Milton S. Wirtz, D.D.S., Artificial Eye Collection, 1941-1947; 1973-1988
Wirtz, Milton S. Dr. (dentist)
Dietz, Victor Major
Erpf, Stanley F. Captain
0.3 cu. ft.: 1 document box and 1 oversize folder
Mixed archival materials
Head of the dental section at the U.S. Army base at Camp Crowder, Missouri, pioneer in plastic eye prosthesis. His interest in plastics and use of them in dentistry fueled his desire to fabricate an artificial eye. Two other army dentists became involved in making artificial eyes of plastic materials--Maj. Victor Dietz, Atlantic City, and Capt. Stanley F. Erpf, England. These three dentists were brought together by the Surgeon General at Valley Forge General Hospital, Phoenixville, Pa., to pool their knowledge of plastics, science, and medicine and to found the "Artificial Eye Laboratory." In six months they perfected the technique and developed an instruction program to train technicians. After one month these technicians were known as "opthalmoprosthetists". After the war Wirtz worked at Fitzsimmons General Hospital, Denver, Colorado. Though he became a millionaire on his royalties, he returned to Latimer, Iowa, to practice family dentistry.

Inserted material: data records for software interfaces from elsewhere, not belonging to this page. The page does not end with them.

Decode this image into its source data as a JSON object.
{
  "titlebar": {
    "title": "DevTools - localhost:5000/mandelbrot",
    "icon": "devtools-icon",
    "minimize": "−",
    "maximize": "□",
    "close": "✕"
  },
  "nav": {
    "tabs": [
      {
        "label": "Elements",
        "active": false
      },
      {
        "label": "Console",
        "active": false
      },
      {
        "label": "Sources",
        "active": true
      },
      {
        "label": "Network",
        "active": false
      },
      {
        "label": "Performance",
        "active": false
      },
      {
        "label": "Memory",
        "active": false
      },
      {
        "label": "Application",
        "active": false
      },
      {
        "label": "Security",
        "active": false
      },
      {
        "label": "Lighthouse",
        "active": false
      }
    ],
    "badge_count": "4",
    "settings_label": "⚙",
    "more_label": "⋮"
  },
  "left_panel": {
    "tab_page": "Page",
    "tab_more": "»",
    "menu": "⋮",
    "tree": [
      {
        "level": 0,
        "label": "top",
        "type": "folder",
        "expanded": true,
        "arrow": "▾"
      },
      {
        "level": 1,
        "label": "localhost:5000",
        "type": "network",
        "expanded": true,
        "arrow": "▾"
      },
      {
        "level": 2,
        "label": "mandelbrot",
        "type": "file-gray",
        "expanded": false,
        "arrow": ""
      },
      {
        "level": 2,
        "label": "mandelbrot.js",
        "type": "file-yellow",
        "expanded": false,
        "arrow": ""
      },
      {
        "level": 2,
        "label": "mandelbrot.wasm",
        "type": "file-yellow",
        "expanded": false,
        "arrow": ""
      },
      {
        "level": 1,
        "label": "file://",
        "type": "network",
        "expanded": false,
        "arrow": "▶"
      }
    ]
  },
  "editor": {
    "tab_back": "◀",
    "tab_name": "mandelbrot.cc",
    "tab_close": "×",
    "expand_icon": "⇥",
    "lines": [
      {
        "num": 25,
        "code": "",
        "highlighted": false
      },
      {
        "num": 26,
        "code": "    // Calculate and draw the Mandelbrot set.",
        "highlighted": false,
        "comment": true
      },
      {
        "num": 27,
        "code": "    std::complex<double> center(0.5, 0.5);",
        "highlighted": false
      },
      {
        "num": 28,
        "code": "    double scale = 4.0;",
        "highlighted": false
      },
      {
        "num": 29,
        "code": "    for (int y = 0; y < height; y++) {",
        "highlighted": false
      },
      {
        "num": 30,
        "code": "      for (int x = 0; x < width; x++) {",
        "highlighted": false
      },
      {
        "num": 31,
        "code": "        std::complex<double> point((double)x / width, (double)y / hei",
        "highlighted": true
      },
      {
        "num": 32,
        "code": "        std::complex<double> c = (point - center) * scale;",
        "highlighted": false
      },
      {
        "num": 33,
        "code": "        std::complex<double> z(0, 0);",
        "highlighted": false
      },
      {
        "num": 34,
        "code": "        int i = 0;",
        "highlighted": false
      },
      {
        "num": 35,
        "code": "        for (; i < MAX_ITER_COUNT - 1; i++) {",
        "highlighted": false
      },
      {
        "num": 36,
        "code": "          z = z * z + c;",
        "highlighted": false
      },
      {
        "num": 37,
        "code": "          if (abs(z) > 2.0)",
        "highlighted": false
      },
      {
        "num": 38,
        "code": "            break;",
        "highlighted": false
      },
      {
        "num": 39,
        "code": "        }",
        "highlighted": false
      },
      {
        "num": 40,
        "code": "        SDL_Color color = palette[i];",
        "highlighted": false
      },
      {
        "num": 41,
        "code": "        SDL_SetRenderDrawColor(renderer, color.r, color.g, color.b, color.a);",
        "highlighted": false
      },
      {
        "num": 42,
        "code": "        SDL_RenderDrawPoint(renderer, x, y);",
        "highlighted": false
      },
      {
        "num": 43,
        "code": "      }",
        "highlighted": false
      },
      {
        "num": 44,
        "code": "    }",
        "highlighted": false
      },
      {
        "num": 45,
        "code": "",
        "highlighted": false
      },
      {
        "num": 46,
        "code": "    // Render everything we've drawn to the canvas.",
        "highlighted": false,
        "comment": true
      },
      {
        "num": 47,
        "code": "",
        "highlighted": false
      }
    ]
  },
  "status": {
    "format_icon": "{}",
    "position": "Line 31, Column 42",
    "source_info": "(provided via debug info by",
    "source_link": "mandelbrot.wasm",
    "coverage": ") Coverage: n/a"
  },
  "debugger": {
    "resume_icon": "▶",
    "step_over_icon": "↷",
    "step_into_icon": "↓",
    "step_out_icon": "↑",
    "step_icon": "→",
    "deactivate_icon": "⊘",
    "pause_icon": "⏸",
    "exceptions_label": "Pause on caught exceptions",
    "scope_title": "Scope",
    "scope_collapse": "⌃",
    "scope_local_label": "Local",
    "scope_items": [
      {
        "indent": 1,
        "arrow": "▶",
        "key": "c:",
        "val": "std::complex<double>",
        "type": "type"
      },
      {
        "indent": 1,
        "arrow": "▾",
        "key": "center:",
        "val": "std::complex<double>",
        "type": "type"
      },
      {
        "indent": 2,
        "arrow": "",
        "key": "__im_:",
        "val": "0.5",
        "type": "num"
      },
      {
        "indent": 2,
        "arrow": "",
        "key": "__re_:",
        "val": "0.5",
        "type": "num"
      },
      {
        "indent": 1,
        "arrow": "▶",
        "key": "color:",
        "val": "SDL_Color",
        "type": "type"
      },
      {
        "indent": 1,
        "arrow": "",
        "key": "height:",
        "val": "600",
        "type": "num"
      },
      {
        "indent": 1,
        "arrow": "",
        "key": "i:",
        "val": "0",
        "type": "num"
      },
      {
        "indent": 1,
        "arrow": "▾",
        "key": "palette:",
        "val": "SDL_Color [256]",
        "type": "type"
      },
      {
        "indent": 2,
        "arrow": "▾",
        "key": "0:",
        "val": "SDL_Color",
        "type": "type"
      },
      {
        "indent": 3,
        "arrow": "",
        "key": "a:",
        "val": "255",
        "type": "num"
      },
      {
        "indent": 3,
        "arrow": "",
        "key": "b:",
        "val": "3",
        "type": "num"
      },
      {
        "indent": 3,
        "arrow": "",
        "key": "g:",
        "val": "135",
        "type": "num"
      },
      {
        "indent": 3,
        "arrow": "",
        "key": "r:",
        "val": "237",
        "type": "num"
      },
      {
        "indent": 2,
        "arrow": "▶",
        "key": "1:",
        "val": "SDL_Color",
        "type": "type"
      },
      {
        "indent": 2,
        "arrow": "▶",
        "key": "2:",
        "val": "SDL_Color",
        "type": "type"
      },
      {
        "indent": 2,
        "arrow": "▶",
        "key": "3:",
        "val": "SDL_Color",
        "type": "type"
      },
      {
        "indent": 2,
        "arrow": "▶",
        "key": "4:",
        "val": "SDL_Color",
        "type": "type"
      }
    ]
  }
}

Materials relating to Wirtz, D.D.S., and his involvement in the development of plastic eye prostheses, 1941-1947; includes news clippings about Wirtz and several articles regarding process and materials used to manufacture artificial eyes. The bulk of the collection consists of graphic displays of procedures used in fitting and processing the prosthesis: photoprints of servicemen with artificial eye prostheses, including the first plastic eye made at Camp Crowder, 1943; patients before and after being fitted with the artificial eye; persons involved in the process; and stainless steel dies with descriptive captions; and a syllabus for the course of instruction in fitting and manufacturing the eye, developed at Valley Forge General Hospital.
Milton S. Wirtz, D.D.S., Artificial Eye Collection, 1941-1947; 1973-1988, Archives Center, National Museum of American History